The Tanzanian troops are the first batch to form the UN intervention brigade to be deployed in eastern DRC following a Security Council resolution in March, said peacekeeping mission spokesperson Lieutenant-Colonel Felix Basse.
On March 28th, the UN Security Council voted for a resolution that renewed the mandate of the UN peacekeeping mission in the DRC for one year, and created a special intervention brigade that has an aggressive mandate that allows it to fight armed groups, rather than merely defend civilians.
The intervention brigade commander arrived in Goma on April 23, but troops meant to arrive by the end of April have only just started arriving. The rest of the troops will arrive in stages, but no clear deadline has been given so far.
Malawi and South Africa have also pledged to contribute troops to the UN force.
The need for an intervention force became clear in November, when the UN peacekeepers stood by as M23 rebels took the provincial capital of Goma. The rebels eventually withdrew from the city two weeks later, but the fall of Goma convinced the international community to create a brigade with a more assertive mandate to try to put an end to the turmoil which has plagued the region for years.
But with just over 3 000 special troops to battle more than 25 armed groups in the Kivu region alone, the new UN brigade risks being spread too thin, say military experts. Already M23 rebels are training fighters in guerrilla tactics to fight the UN troops.
The Congolese army, with poor discipline and lacking resources, has been unable to contain the rebels maintain order in the region. DRC's authorities have put a lot of hope that the new UN brigade will help solve the security crisis in the east.
"With the first Tanzanian troops landing, a new dynamic will emerge in the east.
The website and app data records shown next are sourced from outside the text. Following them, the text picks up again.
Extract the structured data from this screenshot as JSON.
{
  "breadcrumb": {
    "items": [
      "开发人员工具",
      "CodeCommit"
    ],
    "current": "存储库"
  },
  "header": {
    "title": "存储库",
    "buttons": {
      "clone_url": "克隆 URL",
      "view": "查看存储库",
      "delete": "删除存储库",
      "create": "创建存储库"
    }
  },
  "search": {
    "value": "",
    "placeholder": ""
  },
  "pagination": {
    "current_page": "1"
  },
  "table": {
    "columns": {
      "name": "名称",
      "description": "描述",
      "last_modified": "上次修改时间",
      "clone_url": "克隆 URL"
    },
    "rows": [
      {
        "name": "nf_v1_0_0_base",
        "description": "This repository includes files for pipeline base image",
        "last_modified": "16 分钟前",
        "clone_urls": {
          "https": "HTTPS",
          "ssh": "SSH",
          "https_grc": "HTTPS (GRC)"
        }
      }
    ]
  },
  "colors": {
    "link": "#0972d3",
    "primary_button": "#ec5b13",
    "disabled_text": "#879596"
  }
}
Security problems cannot be solved in one day," said DRC's prime minister, Augustin Matata Ponyo, to the Associated Press from his office in Kinshasa. "The most important thing is that the government is aware of this problem and is working to solve it." - Sapa-AP